In his article titled “Seven Deadly Sins of Sales Forecasting” in the March 28 edition of APICS extra, Fred Tolbert compiled a useful list of bad practices than can worsen our forecasting, inventory management, and customer service results. I particularly liked Deadly Sin #5: Senior Management Meddling, and wrote about it on The Business Forecasting Deal blog. However, I did have some issue with Deadly Sin #1, Using Shipment History, which we will discuss here.
The historical “demand” we feed into our statistical forecasting models play a role in the appropriateness of the forecasts we generate. This history should represent what our customers wanted, and when they wanted it, so any patterns of demand behavior can be projected into the future.

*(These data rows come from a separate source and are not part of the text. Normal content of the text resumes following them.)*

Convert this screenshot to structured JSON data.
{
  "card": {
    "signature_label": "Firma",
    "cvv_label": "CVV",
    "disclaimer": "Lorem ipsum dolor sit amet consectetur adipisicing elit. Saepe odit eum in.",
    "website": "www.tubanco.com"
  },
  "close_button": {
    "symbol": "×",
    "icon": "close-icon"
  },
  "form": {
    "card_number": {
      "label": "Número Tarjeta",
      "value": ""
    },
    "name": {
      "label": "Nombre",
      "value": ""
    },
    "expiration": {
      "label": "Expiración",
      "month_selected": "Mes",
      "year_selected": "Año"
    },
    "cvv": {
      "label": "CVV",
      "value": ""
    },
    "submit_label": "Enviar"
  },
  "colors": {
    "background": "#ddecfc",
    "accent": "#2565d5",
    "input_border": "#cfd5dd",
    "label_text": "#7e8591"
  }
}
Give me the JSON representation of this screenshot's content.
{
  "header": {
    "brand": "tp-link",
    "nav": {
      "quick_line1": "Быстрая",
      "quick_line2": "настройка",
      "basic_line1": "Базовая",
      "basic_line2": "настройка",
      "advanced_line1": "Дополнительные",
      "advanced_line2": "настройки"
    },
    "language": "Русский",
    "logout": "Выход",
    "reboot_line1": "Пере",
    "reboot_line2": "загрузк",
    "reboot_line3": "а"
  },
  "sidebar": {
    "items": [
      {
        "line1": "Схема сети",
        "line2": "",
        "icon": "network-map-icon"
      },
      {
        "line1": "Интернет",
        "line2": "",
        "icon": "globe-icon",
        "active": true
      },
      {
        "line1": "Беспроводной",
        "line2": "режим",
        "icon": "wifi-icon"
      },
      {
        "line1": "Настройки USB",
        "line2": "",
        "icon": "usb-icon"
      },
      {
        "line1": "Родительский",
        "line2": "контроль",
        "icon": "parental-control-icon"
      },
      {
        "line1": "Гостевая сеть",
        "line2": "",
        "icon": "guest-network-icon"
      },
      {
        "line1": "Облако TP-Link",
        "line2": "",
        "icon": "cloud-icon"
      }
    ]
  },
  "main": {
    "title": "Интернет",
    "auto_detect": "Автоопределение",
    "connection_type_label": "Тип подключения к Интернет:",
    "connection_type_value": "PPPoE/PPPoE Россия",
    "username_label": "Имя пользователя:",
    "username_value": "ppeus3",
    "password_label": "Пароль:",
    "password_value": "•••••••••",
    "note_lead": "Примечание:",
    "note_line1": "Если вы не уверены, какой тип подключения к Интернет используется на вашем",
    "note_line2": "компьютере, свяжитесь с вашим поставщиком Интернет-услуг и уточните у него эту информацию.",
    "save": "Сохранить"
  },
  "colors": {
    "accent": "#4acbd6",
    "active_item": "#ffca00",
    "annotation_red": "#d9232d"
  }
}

We often misrepresent demand history by attributing demand to the wrong time bucket, or in the wrong quantity. Tolbert shows how easy this can be if we use shipment history to represent demand.
Suppose you receive an order for 1000 units for delivery in July, but are unable to ship until September. If we say that Demand=0 in July (because nothing was shipped) and Demand=1000 in September (when the shipment was made), this doesn’t seem right. The shipments don’t seem to represent the “true demand” of the customer.
Tolbert states, “The appropriate response is to post the 1,000 units as July history for sales forecasting purposes.” But this assumes that Order = Demand, and I’m not convinced this is correct. There are many situations where an order does not represent what the customer truly demands, for example:
- An unfillable order may be rejected by the company or cancelled by the customer (so no “demand” appears in the history).
- An unfilled order may be rolled ahead into future time buckets so “demand” is overstated, re-appearing in each time bucket until the order is filled or cancelled.
- If customers anticipate a shortage, they may inflate their orders in hopes of capturing a larger share of what’s available so “demand” appears higher than it really is.
- If customers anticipate a shortage they may withhold orders, change orders to different (substitute) products, or redirect their orders to alternative suppliers so “demand” appears less than it really is.
“True demand” is a nebulous concept that can be very difficult to capture with the data readily available to us. Unless we service our customers perfectly, in which case Orders = Shipments = Demand, then neither orders nor shipments are a perfect indicator.
Perhaps this Deadly Sin should be restated to read “Assuming you can know true demand” – because you probably can’t. However, as a practical matter for forecasting purposes, it should be good enough to feed our systems with “demand history” that is reasonably close to what true demand really is. When you consider that the typical SKU forecasting error is 30%, 40%, 50% or even more, does it really matter that your history is off by a few percentage points? Probably not.